Reliability And Retirement

While the nation’s bulk power system continues to provide reliable and affordable energy, DOE cautions that several reliability issues may require attention, including maintaining the control processes that oversee frequency response, voltage support and ramping. It says technological and institutional changes now affecting the electricity sector will require new levels of coordination and collaboration.

Fuel assurance is a growing consideration for the electricity system, the report states. Maintaining onsite fuel resources improves that assurance, but it says most generation facilities have experienced fuel delivery challenges in the past. Although coal-fired facilities typically store at least 30 days’ worth of fuel on site, extreme cold can freeze stockpiles and disrupt train deliveries, DOE points out.

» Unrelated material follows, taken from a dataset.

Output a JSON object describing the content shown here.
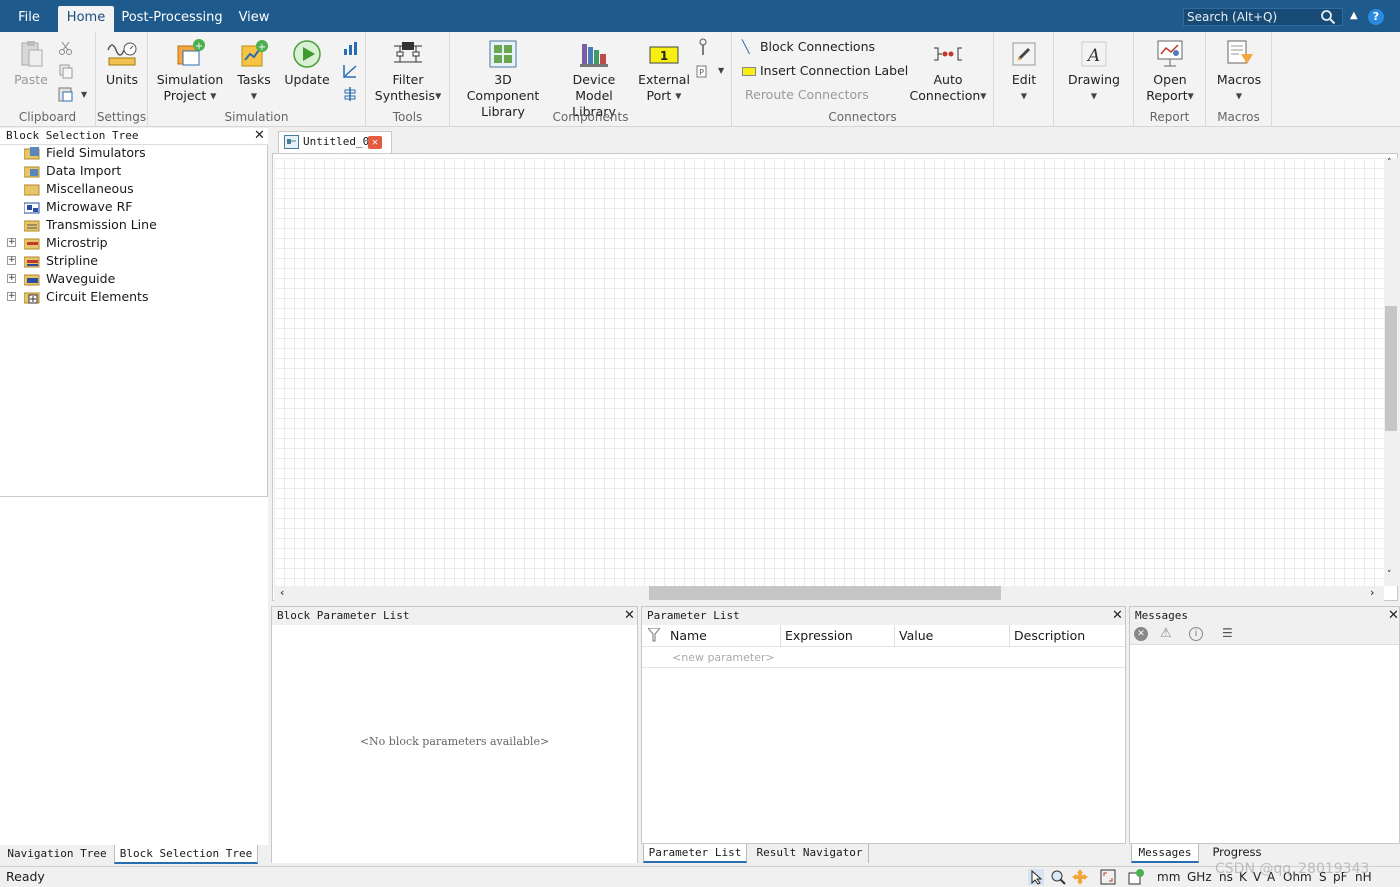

Meanwhile, capacity challenges on natural gas pipelines, combined with difficulties in siting and building new infrastructure as well as competing uses for gas, have created supply constraints and could affect reliability, the report assesses.

Severe weather events during the past few years have demonstrated the need to improve system resilience, the report says, with improvements needed to handle high-impact, low-probability events. For the power generation sector, the report urges designing wholesale electricity markets to recognize and incentivize investments to achieve or enhance resiliency.

The unprecedented jump in natural gas-fired electricity generation, the increase in renewable power sources, flattening electricity demand growth and a range of policy issues including regulations, mandates and government subsidies have combined to negatively impact traditional base load generation, particularly coal and nuclear power plants, the report describes.

Recommendations

The Staff Report concludes with a series of recommendations, which DOE notes includes some actions that fall within its authority and others that depend on actions by other government agencies or private organizations. Among the recommendations are:

  • FERC should expedite its efforts with states, electric grid managers and other stakeholders to improve energy price formation in centrally organized wholesale electricity markets.
  • FERC should recommend regulatory changes to compensate electric grid participants for services needed to improve reliability, with DOE providing technical and policy support to strengthen those efforts.
  • DOE should support utility, grid operator and consumer efforts to enhance system resilience, including disaster-preparedness exercises by transmission entities, and the North American Electrical Reliability Corporation, the international regulatory authority that oversees the bulk power system in the United States, Canada and parts of Mexico, should consider adding resilience components to its mission statement.
  • DOE should promote research and development of the next generation of grid reliability and resilience tools.
  • Utilities, states, FERC and DOE should support increased coordination between the electric and natural gas industries to address potential reliability and resilience concerns associated with organizational and infrastructure differences. DOE and FERC should support well-functioning commodity markets for natural gas by expeditiously processing liquefied natural gas export and cross-border gas pipeline applications.

“This report highlights the importance of a policy framework that promotes sufficient and timely pipeline capacity to meet the needs of electricity generation,” says Don Santa, president and chief executive officer of the Interstate Natural Gas Association.

This story is a complement to the print edition of The American Oil & Gas Reporter. For other great articles about exploration, drilling, completions and production, subscribe.